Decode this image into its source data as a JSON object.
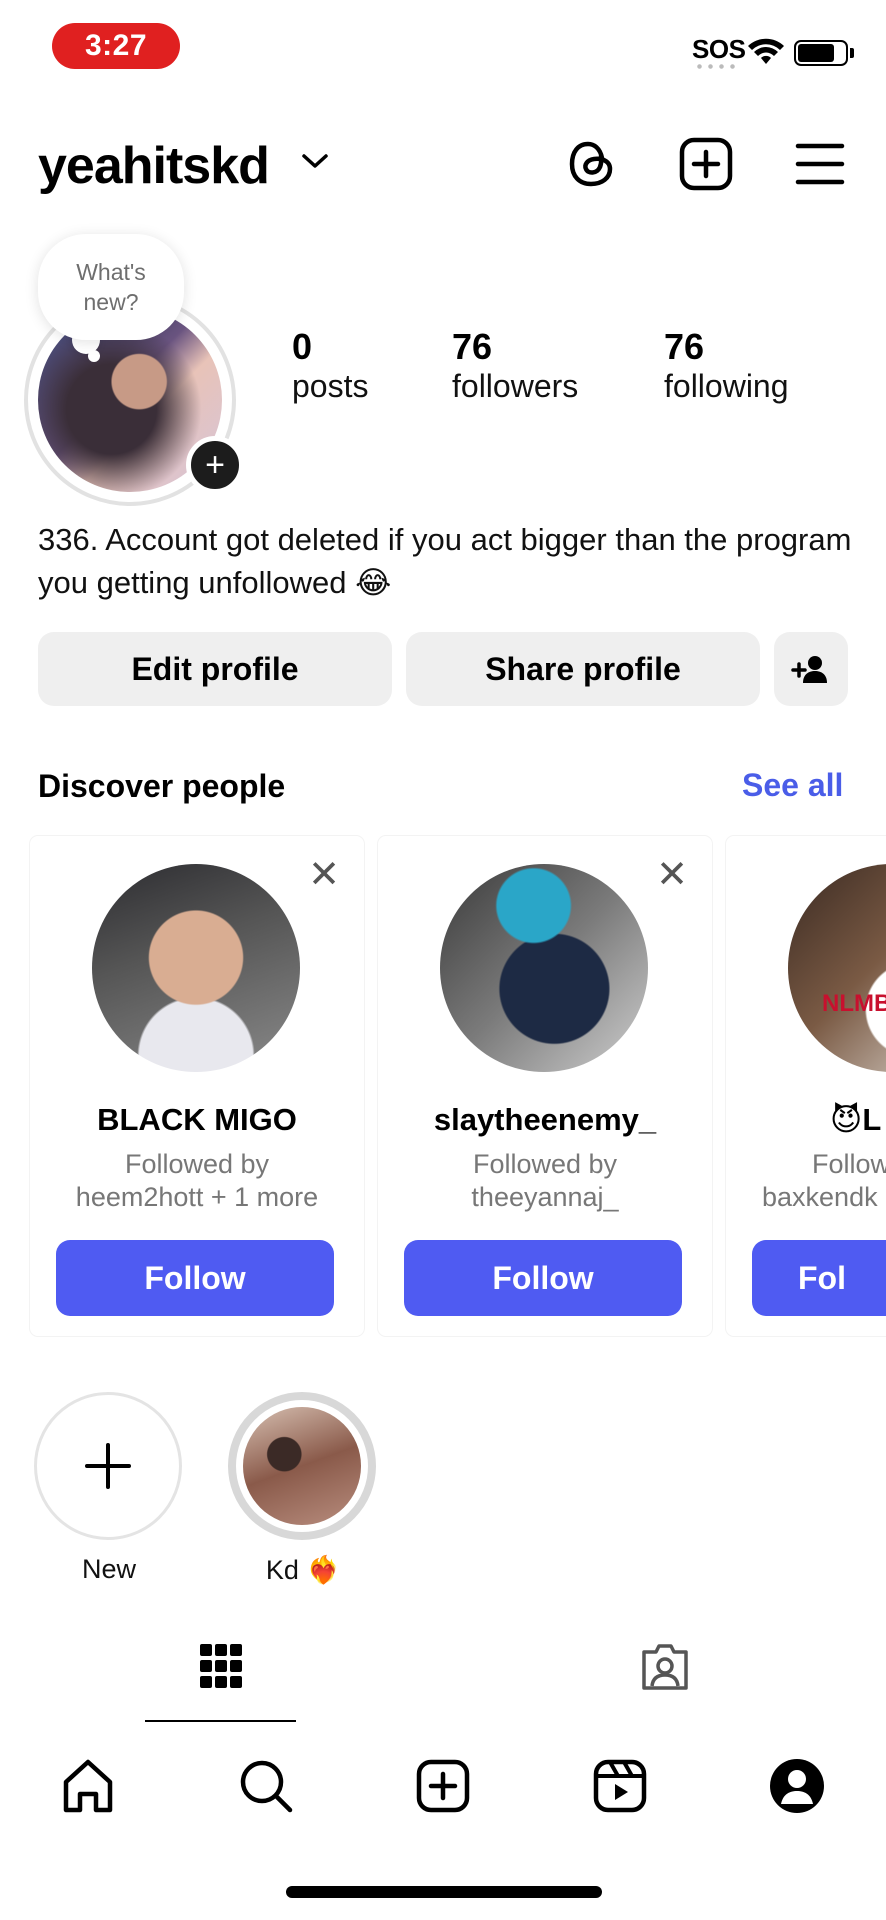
{
  "status_bar": {
    "time": "3:27",
    "sos": "SOS"
  },
  "header": {
    "username": "yeahitskd"
  },
  "profile": {
    "note_placeholder": "What's new?",
    "stats": [
      {
        "value": "0",
        "label": "posts"
      },
      {
        "value": "76",
        "label": "followers"
      },
      {
        "value": "76",
        "label": "following"
      }
    ],
    "bio": "336. Account got deleted if you act bigger than the program you getting unfollowed 😂",
    "buttons": {
      "edit": "Edit profile",
      "share": "Share profile"
    }
  },
  "discover": {
    "title": "Discover people",
    "see_all": "See all",
    "cards": [
      {
        "name": "BLACK MIGO",
        "line1": "Followed by",
        "line2": "heem2hott + 1 more",
        "follow": "Follow"
      },
      {
        "name": "slaytheenemy_",
        "line1": "Followed by",
        "line2": "theeyannaj_",
        "follow": "Follow"
      },
      {
        "name": "😈L",
        "line1": "Follow",
        "line2": "baxkendk",
        "follow": "Fol",
        "badge_text": "NLMB"
      }
    ]
  },
  "highlights": [
    {
      "label": "New"
    },
    {
      "label": "Kd ❤️‍🔥"
    }
  ],
  "colors": {
    "accent": "#4f5bf2",
    "link": "#4a5de8",
    "status_pill": "#e02020"
  }
}
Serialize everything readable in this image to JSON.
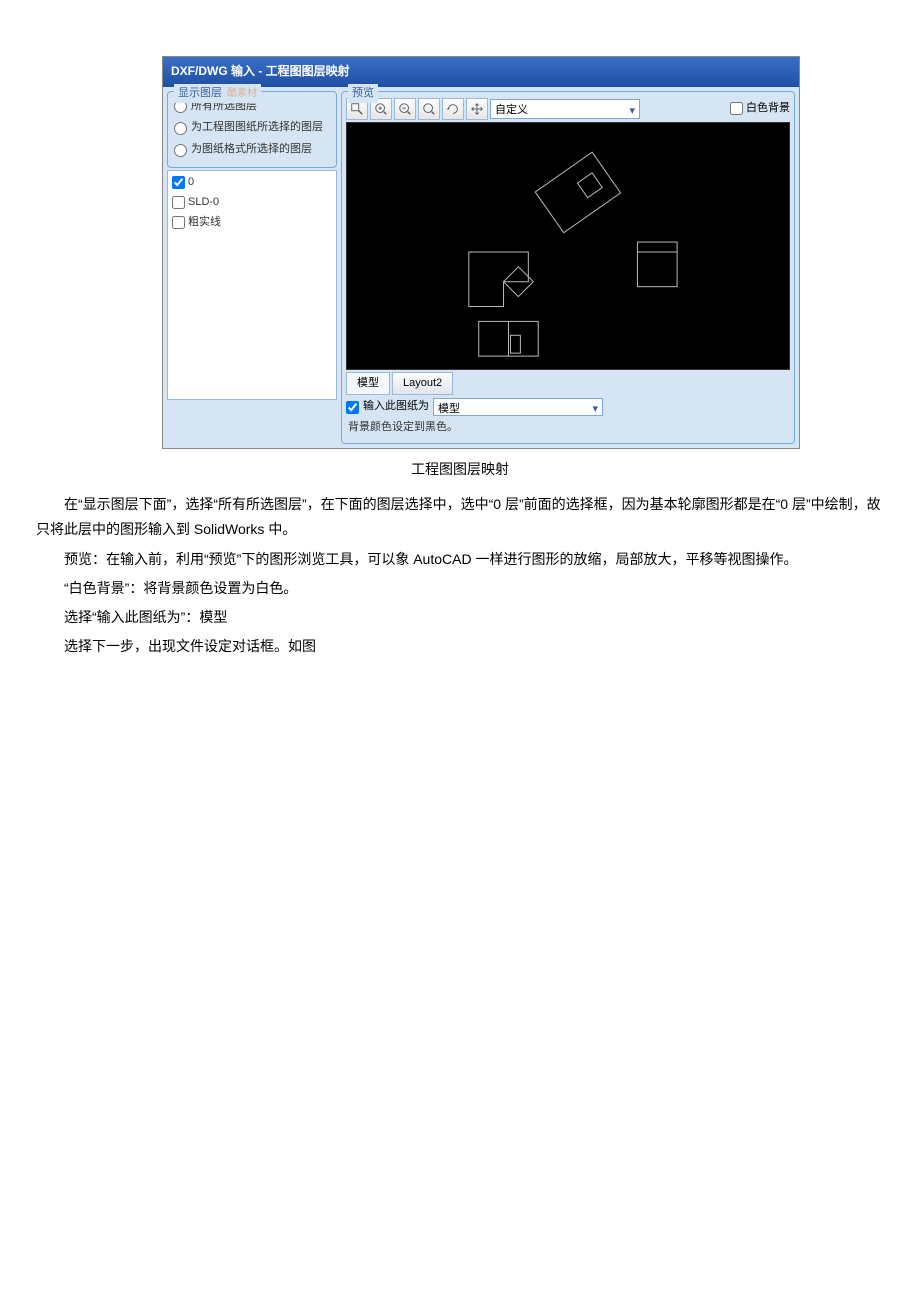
{
  "dialog": {
    "title": "DXF/DWG 输入 - 工程图图层映射",
    "left": {
      "group_title": "显示图层",
      "watermark": "酷素材",
      "radios": {
        "all": "所有所选图层",
        "drawing": "为工程图图纸所选择的图层",
        "format": "为图纸格式所选择的图层"
      },
      "layers": [
        "0",
        "SLD-0",
        "粗实线"
      ]
    },
    "preview": {
      "group_title": "预览",
      "zoom_select": "自定义",
      "white_bg": "白色背景",
      "tabs": [
        "模型",
        "Layout2"
      ],
      "import_check": "输入此图纸为",
      "import_select": "模型",
      "bg_note": "背景颜色设定到黑色。"
    }
  },
  "caption": "工程图图层映射",
  "paragraphs": [
    "在“显示图层下面”，选择“所有所选图层”，在下面的图层选择中，选中“0 层”前面的选择框，因为基本轮廓图形都是在“0 层”中绘制，故只将此层中的图形输入到 SolidWorks 中。",
    "预览：在输入前，利用“预览”下的图形浏览工具，可以象 AutoCAD 一样进行图形的放缩，局部放大，平移等视图操作。",
    "“白色背景”：将背景颜色设置为白色。",
    "选择“输入此图纸为”：模型",
    "选择下一步，出现文件设定对话框。如图"
  ]
}
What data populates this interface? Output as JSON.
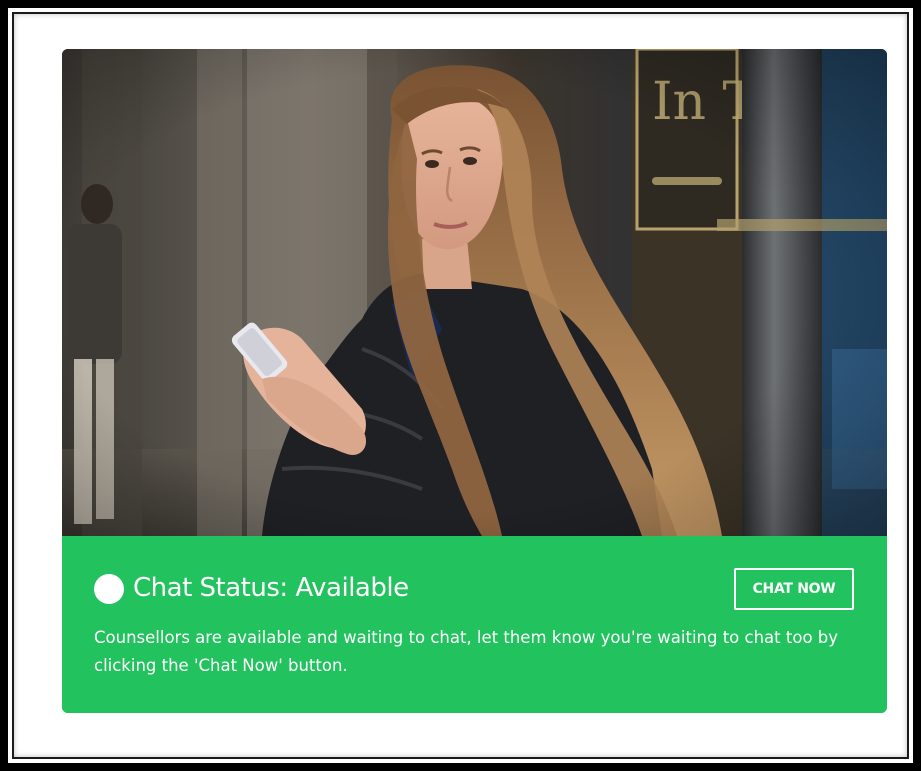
{
  "card": {
    "photo_alt": "Teenage girl holding a smartphone on a city street",
    "status_title": "Chat Status: Available",
    "button_label": "CHAT NOW",
    "description": "Counsellors are available and waiting to chat, let them know you're waiting to chat too by clicking the 'Chat Now' button.",
    "status": "available",
    "status_icon": "available-dot-icon"
  },
  "colors": {
    "accent": "#22c35e",
    "text": "#ffffff",
    "frame": "#000000"
  }
}
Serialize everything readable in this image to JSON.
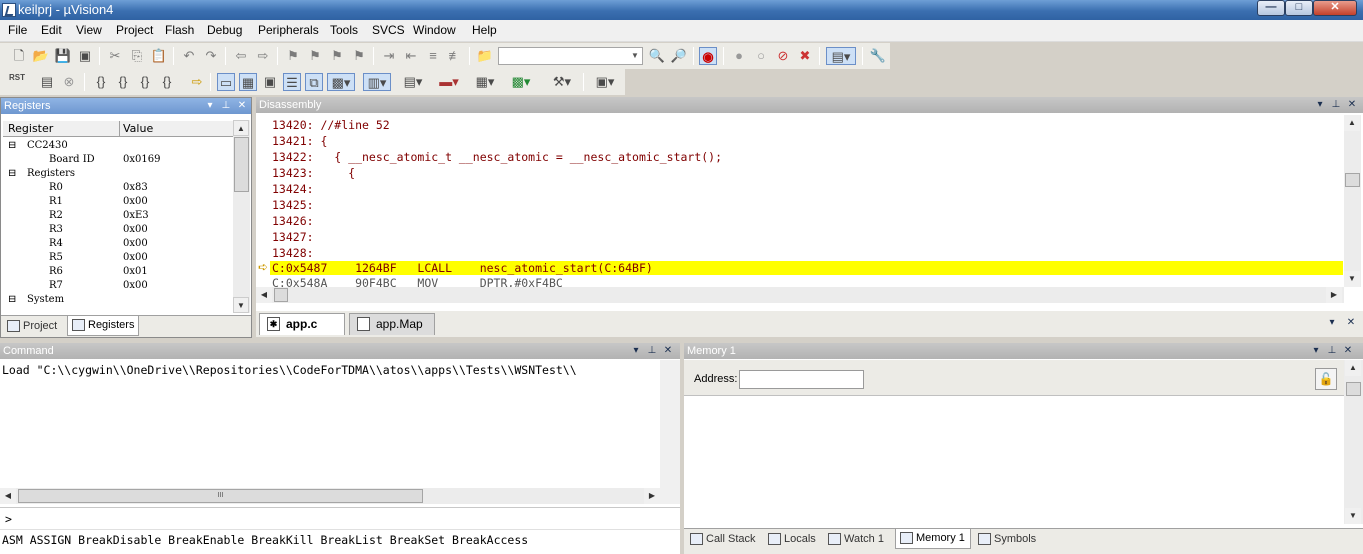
{
  "window": {
    "title": "keilprj  - µVision4",
    "minimize": "—",
    "maximize": "□",
    "close": "✕"
  },
  "menu": [
    "File",
    "Edit",
    "View",
    "Project",
    "Flash",
    "Debug",
    "Peripherals",
    "Tools",
    "SVCS",
    "Window",
    "Help"
  ],
  "toolbar": {
    "find_value": "",
    "rst_label": "RST"
  },
  "registers": {
    "title": "Registers",
    "col_register": "Register",
    "col_value": "Value",
    "rows": [
      {
        "name": "CC2430",
        "value": ""
      },
      {
        "name": "Board ID",
        "value": "0x0169"
      },
      {
        "name": "Registers",
        "value": ""
      },
      {
        "name": "R0",
        "value": "0x83"
      },
      {
        "name": "R1",
        "value": "0x00"
      },
      {
        "name": "R2",
        "value": "0xE3"
      },
      {
        "name": "R3",
        "value": "0x00"
      },
      {
        "name": "R4",
        "value": "0x00"
      },
      {
        "name": "R5",
        "value": "0x00"
      },
      {
        "name": "R6",
        "value": "0x01"
      },
      {
        "name": "R7",
        "value": "0x00"
      },
      {
        "name": "System",
        "value": ""
      }
    ],
    "tabs": [
      "Project",
      "Registers"
    ]
  },
  "disassembly": {
    "title": "Disassembly",
    "lines": [
      "13420: //#line 52",
      "13421: {",
      "13422:   { __nesc_atomic_t __nesc_atomic = __nesc_atomic_start();",
      "13423:     {",
      "13424:",
      "13425:",
      "13426:",
      "13427:",
      "13428:"
    ],
    "current_line": "C:0x5487    1264BF   LCALL    nesc_atomic_start(C:64BF)",
    "next_line": "C:0x548A    90F4BC   MOV      DPTR,#0xF4BC"
  },
  "editor_tabs": [
    "app.c",
    "app.Map"
  ],
  "command": {
    "title": "Command",
    "output": "Load \"C:\\\\cygwin\\\\OneDrive\\\\Repositories\\\\CodeForTDMA\\\\atos\\\\apps\\\\Tests\\\\WSNTest\\\\",
    "prompt": ">",
    "hint": "ASM ASSIGN BreakDisable BreakEnable BreakKill BreakList BreakSet BreakAccess",
    "scroll_grip": "III"
  },
  "memory": {
    "title": "Memory 1",
    "address_label": "Address:",
    "address_value": "",
    "tabs": [
      "Call Stack",
      "Locals",
      "Watch 1",
      "Memory 1",
      "Symbols"
    ]
  },
  "colors": {
    "panel_title": "#7aa2da",
    "current_line": "#ffff00",
    "code_text": "#800000"
  }
}
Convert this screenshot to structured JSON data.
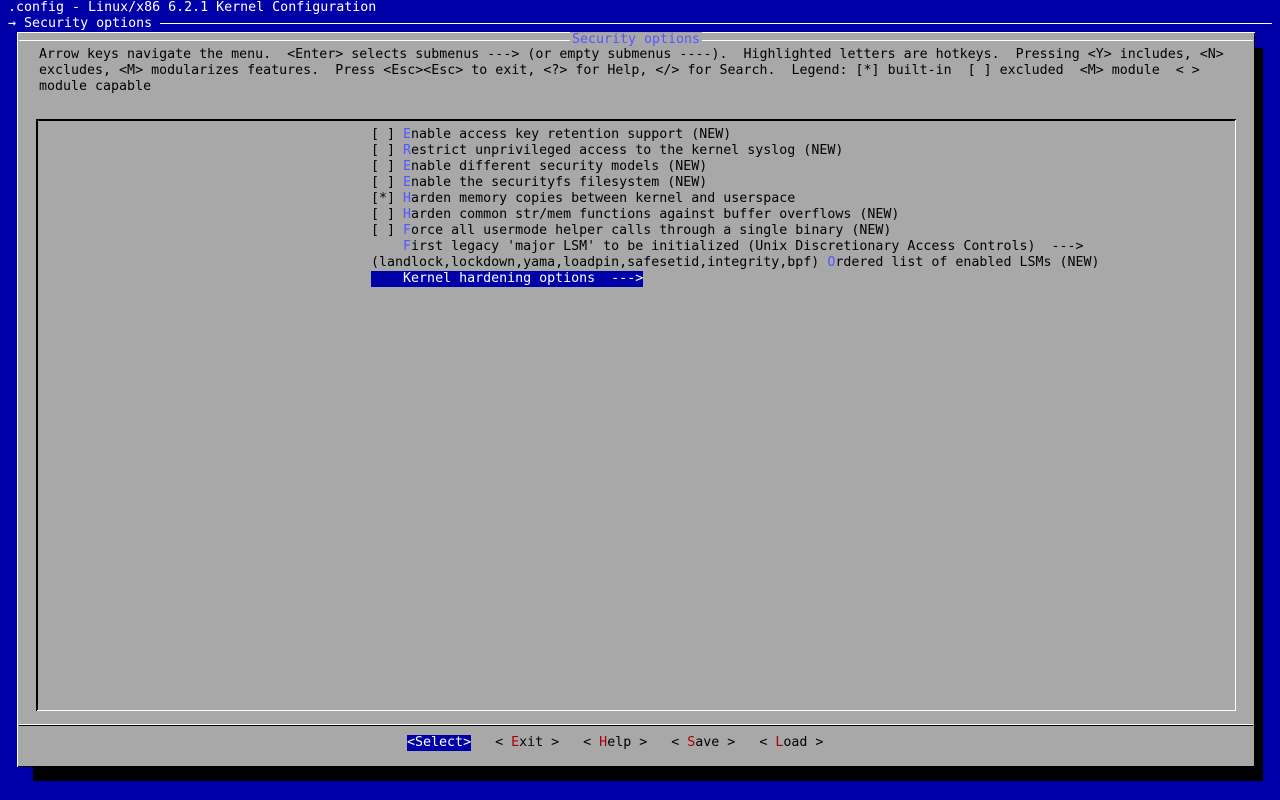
{
  "header": {
    "title": ".config - Linux/x86 6.2.1 Kernel Configuration",
    "breadcrumb_arrow": "→",
    "breadcrumb": "Security options"
  },
  "dialog": {
    "title": "Security options",
    "help_text": "Arrow keys navigate the menu.  <Enter> selects submenus ---> (or empty submenus ----).  Highlighted letters are hotkeys.  Pressing <Y> includes, <N> excludes, <M> modularizes features.  Press <Esc><Esc> to exit, <?> for Help, </> for Search.  Legend: [*] built-in  [ ] excluded  <M> module  < > module capable"
  },
  "menu": {
    "items": [
      {
        "pre": "[ ] ",
        "hotkey": "E",
        "rest": "nable access key retention support (NEW)",
        "post": ""
      },
      {
        "pre": "[ ] ",
        "hotkey": "R",
        "rest": "estrict unprivileged access to the kernel syslog (NEW)",
        "post": ""
      },
      {
        "pre": "[ ] ",
        "hotkey": "E",
        "rest": "nable different security models (NEW)",
        "post": ""
      },
      {
        "pre": "[ ] ",
        "hotkey": "E",
        "rest": "nable the securityfs filesystem (NEW)",
        "post": ""
      },
      {
        "pre": "[*] ",
        "hotkey": "H",
        "rest": "arden memory copies between kernel and userspace",
        "post": ""
      },
      {
        "pre": "[ ] ",
        "hotkey": "H",
        "rest": "arden common str/mem functions against buffer overflows (NEW)",
        "post": ""
      },
      {
        "pre": "[ ] ",
        "hotkey": "F",
        "rest": "orce all usermode helper calls through a single binary (NEW)",
        "post": ""
      },
      {
        "pre": "    ",
        "hotkey": "F",
        "rest": "irst legacy 'major LSM' to be initialized (Unix Discretionary Access Controls)  --->",
        "post": ""
      },
      {
        "pre": "(landlock,lockdown,yama,loadpin,safesetid,integrity,bpf) ",
        "hotkey": "O",
        "rest": "rdered list of enabled LSMs (NEW)",
        "post": ""
      },
      {
        "pre": "    ",
        "hotkey": "K",
        "rest": "ernel hardening options  --->",
        "post": ""
      }
    ],
    "selected_index": 9
  },
  "buttons": [
    {
      "open": "<",
      "hotkey": "S",
      "rest": "elect",
      "close": ">"
    },
    {
      "open": "< ",
      "hotkey": "E",
      "rest": "xit",
      "close": " >"
    },
    {
      "open": "< ",
      "hotkey": "H",
      "rest": "elp",
      "close": " >"
    },
    {
      "open": "< ",
      "hotkey": "S",
      "rest": "ave",
      "close": " >"
    },
    {
      "open": "< ",
      "hotkey": "L",
      "rest": "oad",
      "close": " >"
    }
  ],
  "colors": {
    "background": "#0000a8",
    "dialog": "#a8a8a8",
    "hotkey": "#5555ff",
    "button_hotkey": "#a80000",
    "selection": "#0000a8"
  }
}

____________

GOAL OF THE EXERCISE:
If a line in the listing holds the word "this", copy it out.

WRITTEN RESPONSE:
Decode this image into its source data as a JSON object.
Serialize everything readable in this image to JSON.
What data populates this interface? Output as JSON.
Serialize everything readable in this image to JSON.
Convert this screenshot to structured JSON data.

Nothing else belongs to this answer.